Harris County Sheriff’s deputies before uniforms were worn in the 1930s
John W. Moore wore many hats when he was sworn in as the first sheriff of what was then Harrisburg County in 1837. He served on the Board of Commissioners for Roads and Revenues, later named Commissioner’s Court, as well as Alderman, City Marshal & Tax Collector.
Sheriff Adrian Garcia says when it came to law enforcement, Moore was the man:
“Back in the day, they didn’t have to deal with overcrowding, because mainly it was a one cell jail, and because the sheriff was also the hangman of the county. I think he watched overcrowding pretty carefully, and had remedial abilities to deal with any overcrowding that may be in the horizon.”
Garcia helped open a photo exhibit at the central library downtown, commemorating 175 years of the law enforcement agency. Senior Deputy Doug Hudson was one of the department’s historians who helped put the exhibit together.

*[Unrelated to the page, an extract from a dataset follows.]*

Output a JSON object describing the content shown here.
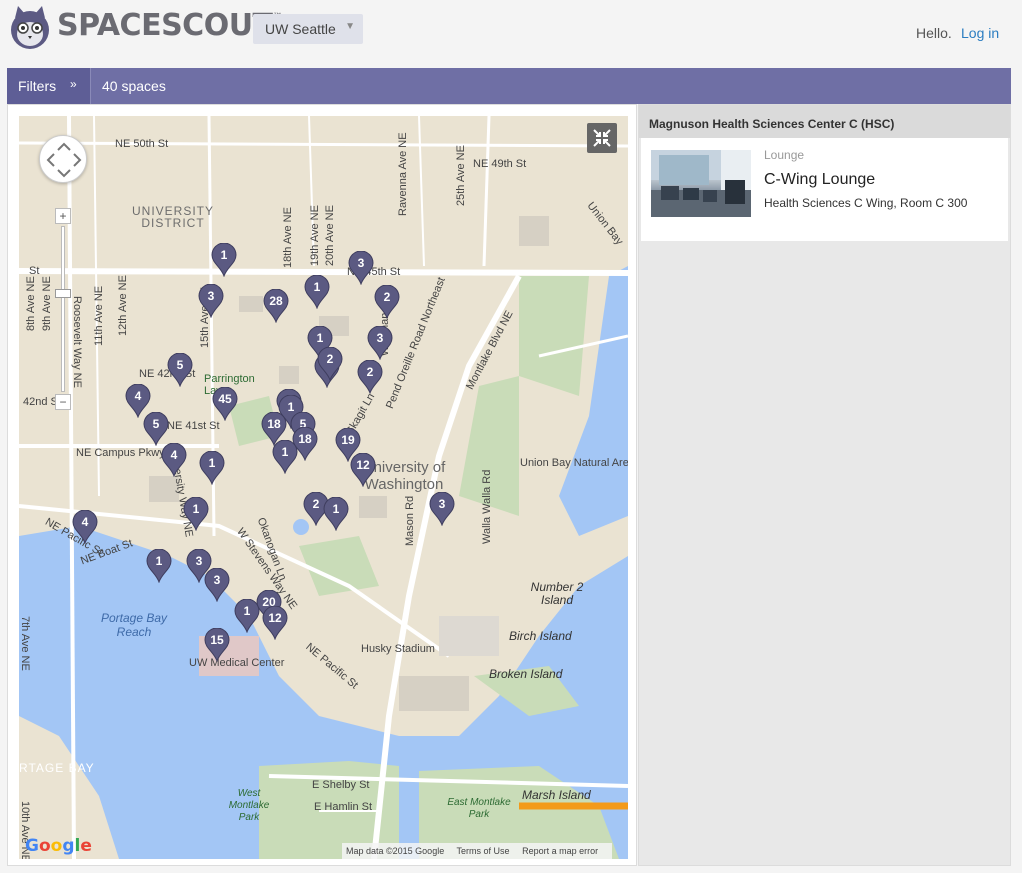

“If you look back at these older pictures, you wonder how law enforcement coped with crime back in those days, how they did cope with crime. The sheriff mentioned the medial methods of law enforcement, and court system back in the early days until now, it’s just quite a change.”
Harris County Sheriff’s Captain Debra Schmidt points to her picture in photo exhibit
Sheriff’s Capt Debra Schmidt helped Hudson in compiling, identifying and cataloging the photos on display. She’s also featured in the exhibit as a member of the Sheriff Dept’s Dive Team.
She’s seen holding a weapon she found in Cypress Creek that was used in a murder trial in the late ’90s.
“That was a weapon used by Charles Victor Thompson. He was convicted of capital murder and sentenced to death, and that weapon helped convict him. Several years later, Charles Victor Thompson was back at the Harris County Jail on a bench warrant from the TDC. And while back on appeal, he managed to escape from the Harris County Jail.”
Schmidt says the man was located three days later and eventually sent back to death row.
In short, the exhibit captures significant milestones in the history of the department. A history that Sheriff Adrian Garcia, the 28th sheriff and the first Latino elected to the largest sheriff’s office in Texas, says will continue to be written.
“It’s been an incredible transformation of 175 years, that I think has really set an incredible standard for other sheriff’s office and other law enforcement organizations around the state as well as around the country, and I bet even around the world. And so, I’m just proud to be part of the history.”
Harris County Sheriff Thomas Binford (1919-1936) wearing a bullet proof vest made of iron
The exhibit will be on display at the central library through mid-July.